Bone Rep. 2018 Mar 17;8:125-134. doi: 10.1016/j.bonr.2018.03.005. eCollection 2018 Jun.
Bhan A1, Qiu S2, Rao SD2.
Are the authors trying to hide the importance of Vitamin D to osteomalcia/rickets?
- Overview Osteoporosis and vitamin D
- Osteoporosis 4X more likely if poor gut (probably poor vitamin D absorption) – Aug 2017
- American College of Rheumatology Guidelines finally include Vitamin D – June 2017
- Osteoporosis helped by Vitamin D, still not willing to recommend exact dose size – Nov 2016
- Osteoporosis treatment guidelines by US Endocrinology groups – Sept 2016
Osteomalacia in children = Rickets
- Overview of Rickets and Vitamin D
- Rickets needs Vitamin D and Calcium - Global Consensus Jan 2016
- Sunshine can prevent rickets – Poland 1822
- Low Vitamin D in infants - video interview of Dr. Holick - May 2017
- Rickets – 26 percent had autism: no rickets, no autism (both associated with low vitamin D) – June 2015
- Rickets in UK increased 4X in a decade - May 2015
- Perhaps half of Russian children have rickets, 500 IU vitamin D was not enough – June 2013
- Rickets reduced 60X - lessons learned by Turkey 2011
- But not yet learned by the rest of the world
- Low vitamin D may account for half of the reasons for osteomalacia – Oct 2010
- Search VitaminDWiki for Osteomalacia 1510 items as of June 2018
- Solar and nutritional Osteomalacia (soft bones at all stages of life) – Jan 2019
- Search VitaminDWiki for OSTEOPENIA 808 items as of May 2018
- Osteopenia in 40 percent of Indian women – May 2018
- Tibia pain (long term) is 20X more likely if low vitamin D (under 10 ng) – Jan 2018
- Quick, free, self test of vitamin D deficiency
- Osteomalacia Wikipedia
"Osteomalacia in children is known as rickets, and because of this, use of the term "osteomalacia" is often restricted to the milder, adult form of the disease"
- Mayo Clinic: Osteomalacia refers to a marked softening of your bones, most often caused by severe vitamin D deficiency
- Arthritis UK Osteomalacia often develops because of a lack of vitamin D.
It can cause bone pain and muscle weakness.
In children it used to be called rickets, but nowadays it more often affects adults
- Hip fracture 58 percent more likely if low vitamin D – meta-analysis March 2017
- Acute fracture patients – 70 percent were vitamin D deficient – meta-analysis Sept 2015
- Vitamin D and fractures – 24 meta-analyses and counting – Dec 2014
- Wonder how many meta-analyses will be needed before there is a change?
- Bone fractures in children requiring surgery were 55X more likely with low vitamin D – June 2015
- 1 in 3 died after hip fracture but only 1 in 14 if add Vitamin D and exercise – RCT April 2017
- Risk of death after bone fracture was 6.6 X higher if less than 10 ng of vitamin D – June 2017
With the widespread use of measurement of bone mineral density to detect, diagnose, and monitor therapy in the management of osteoporosis, bone histomorphometry has largely been relegated to research settings and academic pursuits.

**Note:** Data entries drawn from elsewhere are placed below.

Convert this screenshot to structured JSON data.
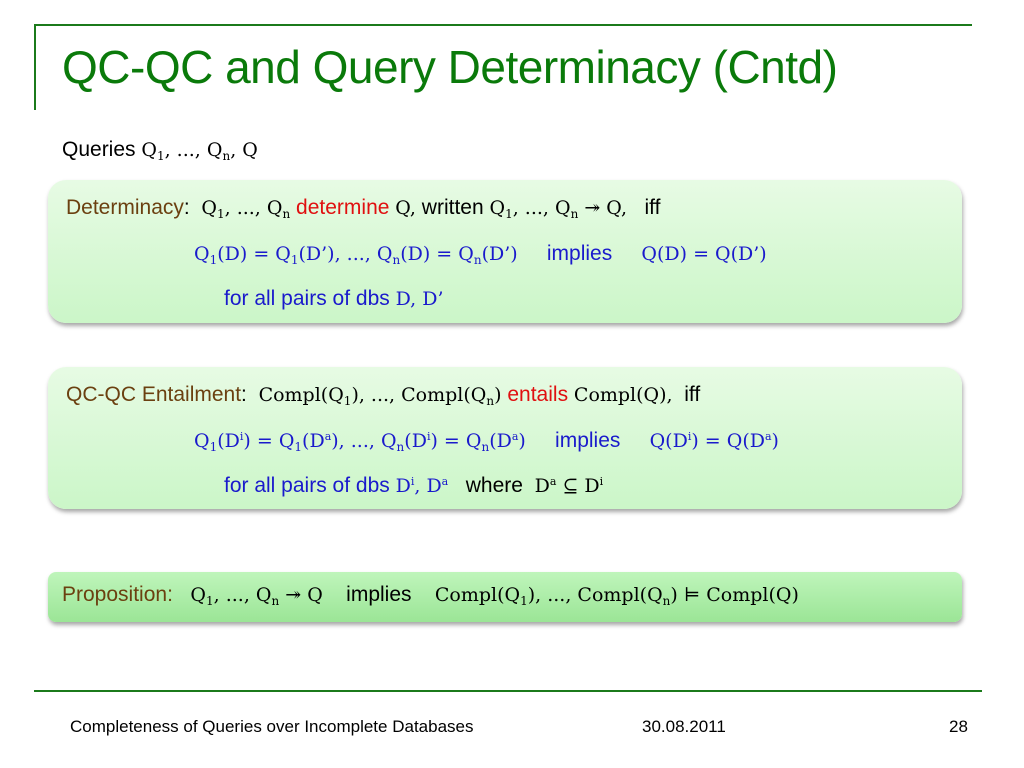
{
  "slide": {
    "title": "QC-QC and Query Determinacy (Cntd)",
    "queries_label": "Queries",
    "queries_math": [
      "Q",
      "1",
      ", ..., Q",
      "n",
      ", Q"
    ]
  },
  "determinacy": {
    "label": "Determinacy",
    "colon": ":",
    "line1": {
      "lhs_q1": "Q",
      "lhs_sub1": "1",
      "lhs_mid": ", ..., Q",
      "lhs_subn": "n",
      "keyword": "determine",
      "q": "Q,",
      "written": "written",
      "arrow_expr": [
        "Q",
        "1",
        ", ..., Q",
        "n",
        " ↠ Q,"
      ],
      "iff": "iff"
    },
    "line2": {
      "cond": [
        "Q",
        "1",
        "(D) = Q",
        "1",
        "(D’), ..., Q",
        "n",
        "(D) = Q",
        "n",
        "(D’)"
      ],
      "implies": "implies",
      "result": "Q(D) = Q(D’)"
    },
    "line3": {
      "text": "for all pairs of dbs",
      "dbs": "D, D’"
    }
  },
  "entailment": {
    "label": "QC-QC Entailment",
    "colon": ":",
    "line1": {
      "lhs": [
        "Compl(Q",
        "1",
        "), ..., Compl(Q",
        "n",
        ")"
      ],
      "keyword": "entails",
      "rhs": "Compl(Q),",
      "iff": "iff"
    },
    "line2": {
      "cond": [
        "Q",
        "1",
        "(D",
        "i",
        ") = Q",
        "1",
        "(D",
        "a",
        "), ..., Q",
        "n",
        "(D",
        "i",
        ") = Q",
        "n",
        "(D",
        "a",
        ")"
      ],
      "implies": "implies",
      "result": [
        "Q(D",
        "i",
        ") = Q(D",
        "a",
        ")"
      ]
    },
    "line3": {
      "text": "for all pairs of dbs",
      "dbs": [
        "D",
        "i",
        ", D",
        "a"
      ],
      "where": "where",
      "subset": [
        "D",
        "a",
        " ⊆ D",
        "i"
      ]
    }
  },
  "proposition": {
    "label": "Proposition",
    "colon": ":",
    "lhs": [
      "Q",
      "1",
      ", ..., Q",
      "n",
      " ↠ Q"
    ],
    "implies": "implies",
    "rhs": [
      "Compl(Q",
      "1",
      "), ..., Compl(Q",
      "n",
      ") ⊨ Compl(Q)"
    ]
  },
  "footer": {
    "title": "Completeness of Queries over Incomplete Databases",
    "date": "30.08.2011",
    "page": "28"
  },
  "colors": {
    "title_green": "#0a7a0a",
    "label_brown": "#6b4010",
    "keyword_red": "#e01010",
    "formula_blue": "#1a1acc",
    "box_green": "#cbf6c8"
  }
}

However, bone density measurement cannot distinguish between osteoporosis and other metabolic bone disorders such as different types of osteomalacia, osteitis fibrosa, renal osteodystrophy, hypophosphatasia, and Paget's disease of bone. Furthermore, bone density test cannot tell us anything about microarchitecture of bone, tissue level dynamics, bone cellular activity, bone mineralization and bone remodeling, understanding of which is essential to make a specific diagnosis of a suspected metabolic bone disease, to evaluate beneficial (or adverse) effects of various therapies, treatment (medical or surgical) decisions in hyperparathyroid states. As a research tool, bone histomorphometry contributed immensely to our understanding of bone biology, revolutionized the study of the mechanism of actions of various therapies, and provided crucial understanding of the adverse effects of drugs.

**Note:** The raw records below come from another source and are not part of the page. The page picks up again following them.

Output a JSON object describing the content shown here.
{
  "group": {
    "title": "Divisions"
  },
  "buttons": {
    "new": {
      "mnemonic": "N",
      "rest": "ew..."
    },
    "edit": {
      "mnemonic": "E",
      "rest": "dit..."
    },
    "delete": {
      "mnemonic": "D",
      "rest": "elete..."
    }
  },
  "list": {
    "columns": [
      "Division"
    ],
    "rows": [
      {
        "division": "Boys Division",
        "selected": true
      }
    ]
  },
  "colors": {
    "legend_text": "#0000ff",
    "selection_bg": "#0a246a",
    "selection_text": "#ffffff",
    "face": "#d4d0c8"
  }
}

- “The history is highly suggestive of osteomalacia due to vitamin D deficiency considering the poor intake of calcium and vitamin D…”

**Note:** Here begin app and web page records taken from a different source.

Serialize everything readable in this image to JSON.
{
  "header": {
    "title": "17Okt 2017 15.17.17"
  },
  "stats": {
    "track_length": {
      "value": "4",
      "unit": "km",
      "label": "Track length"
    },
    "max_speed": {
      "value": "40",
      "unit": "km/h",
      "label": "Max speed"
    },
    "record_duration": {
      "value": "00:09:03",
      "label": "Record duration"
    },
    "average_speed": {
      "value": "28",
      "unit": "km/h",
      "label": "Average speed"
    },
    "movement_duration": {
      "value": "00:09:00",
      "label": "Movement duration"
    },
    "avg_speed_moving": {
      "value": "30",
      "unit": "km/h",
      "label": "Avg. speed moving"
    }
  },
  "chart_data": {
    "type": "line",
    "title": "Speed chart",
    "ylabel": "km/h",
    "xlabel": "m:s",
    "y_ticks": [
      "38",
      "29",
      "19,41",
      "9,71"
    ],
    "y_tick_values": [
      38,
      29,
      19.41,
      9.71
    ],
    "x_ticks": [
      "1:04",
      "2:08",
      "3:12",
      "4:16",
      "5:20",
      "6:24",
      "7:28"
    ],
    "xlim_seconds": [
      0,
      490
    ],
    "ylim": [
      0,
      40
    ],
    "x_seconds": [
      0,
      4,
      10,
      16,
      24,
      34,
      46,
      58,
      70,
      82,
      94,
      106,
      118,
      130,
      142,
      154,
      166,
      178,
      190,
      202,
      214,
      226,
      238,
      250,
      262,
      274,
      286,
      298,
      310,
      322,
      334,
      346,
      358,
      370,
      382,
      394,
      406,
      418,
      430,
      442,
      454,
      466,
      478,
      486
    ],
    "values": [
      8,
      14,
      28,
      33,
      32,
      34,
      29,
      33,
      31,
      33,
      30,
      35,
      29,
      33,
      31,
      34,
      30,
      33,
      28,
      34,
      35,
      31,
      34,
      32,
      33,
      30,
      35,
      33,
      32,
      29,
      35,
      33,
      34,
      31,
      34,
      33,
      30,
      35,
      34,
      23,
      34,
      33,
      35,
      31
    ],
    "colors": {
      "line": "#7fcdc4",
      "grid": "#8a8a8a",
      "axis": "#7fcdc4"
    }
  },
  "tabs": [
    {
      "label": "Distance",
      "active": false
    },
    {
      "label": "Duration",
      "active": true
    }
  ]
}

- “Although the biochemical findings are suggestive of severe vitamin D deficiency and secondary hyperparathyroidism, no specific cause for vitamin D deficiency was found.”
- “A diagnosis was made of severe nutritional vitamin D deficiency osteomalacia due to poor calcium and vitamin D intake and the lack of sunlight exposure because of progressive debility.”
- “The dose of vitamin D was progressively reduced as her serum alkaline phosphatase and PTH levels returned towards normal and serum 25-hydroxyvitamin D levels increased. Within 2-3 months, her symptoms improved dramatically and she was able to ambulate without a cane”
- “Fourth, if vitamin D deficiency osteomalacia is not detected early, there is irreversible cortical bone loss (Parfitt et al., 1985a) and increased life-time fracture risk”
- “Worldwide, nutritional vitamin D deficiency remains the most common cause of osteomalacia, numerically the most frequent, and occurs almost exclusively in parts of the world where vitamin D deficiency is endemic (Bhan et al., 2010; Basha et al., 2000a)”
- “The two principle mechanisms by which osteomalacia develops are: vitamin D deficiency (nutritional or malabsorption), as adequate vitamin D is required for mineralization of newly laid down matrix….”
- “fter the discovery of vitamin D, it became obvious that almost all “bone softening” conditions were due to vitamin D deficiency, and by implication, osteomalacia became synonymous with any condition that could be cured by vitamin D but not necessarily caused by its deficiency.”
- “Nutritional vitamin D deficiency osteomalacia, as defined, occurs only when the serum 25-hydroxyvitamin D level falls below 10ng/ml,…”
- “Distinction between different types of osteomalacia is important since not all varieties respond to vitamin D therapy”
- “All patients with vitamin D deficiency osteomalacia have serum 25-hydroxyvitamin D levels < 10ng/ml, but not all with low 25-hydroxyvitamin D levels have osteomalacia”
- Title: Vitamin D Deficiency Osteomalacia Before (A) and After (B) Treatment with Vitamin D
Caption: Bone histomorphometry in the Case Vignette. Note wide and extensive osteoid before treatment (A) and almost complete disappearance of osteoid after treatment (B ).
Osteomalacia vs Rickets - SLIDESHARE